Quote every line below exactly and skip any picture.

[Saved data entries]
/---

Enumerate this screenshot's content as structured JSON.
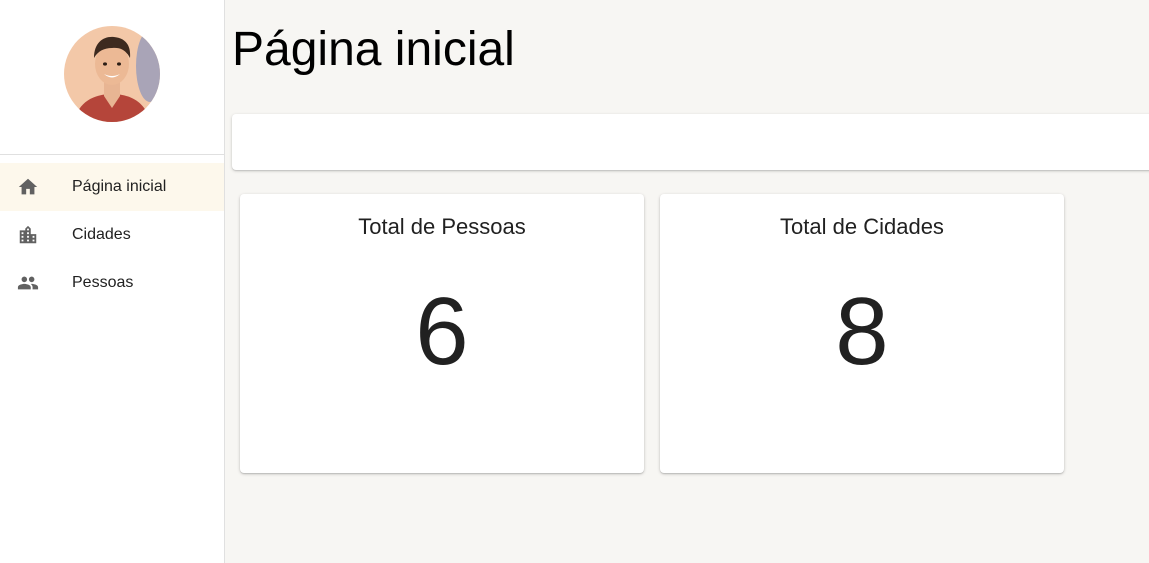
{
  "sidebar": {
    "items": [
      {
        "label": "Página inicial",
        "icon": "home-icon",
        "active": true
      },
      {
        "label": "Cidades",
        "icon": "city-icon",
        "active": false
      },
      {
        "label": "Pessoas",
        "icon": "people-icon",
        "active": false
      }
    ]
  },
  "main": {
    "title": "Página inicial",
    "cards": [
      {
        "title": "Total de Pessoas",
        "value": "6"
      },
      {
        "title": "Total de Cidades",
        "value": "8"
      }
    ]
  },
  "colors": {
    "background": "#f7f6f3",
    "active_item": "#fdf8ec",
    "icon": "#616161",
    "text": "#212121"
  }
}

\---

Completed exercise:
Enumerate this screenshot's content as structured JSON.
{
  "sidebar": {
    "items": [
      {
        "label": "Página inicial",
        "icon": "home-icon",
        "active": true
      },
      {
        "label": "Cidades",
        "icon": "city-icon",
        "active": false
      },
      {
        "label": "Pessoas",
        "icon": "people-icon",
        "active": false
      }
    ]
  },
  "main": {
    "title": "Página inicial",
    "cards": [
      {
        "title": "Total de Pessoas",
        "value": "6"
      },
      {
        "title": "Total de Cidades",
        "value": "8"
      }
    ]
  },
  "colors": {
    "background": "#f7f6f3",
    "active_item": "#fdf8ec",
    "icon": "#616161",
    "text": "#212121"
  }
}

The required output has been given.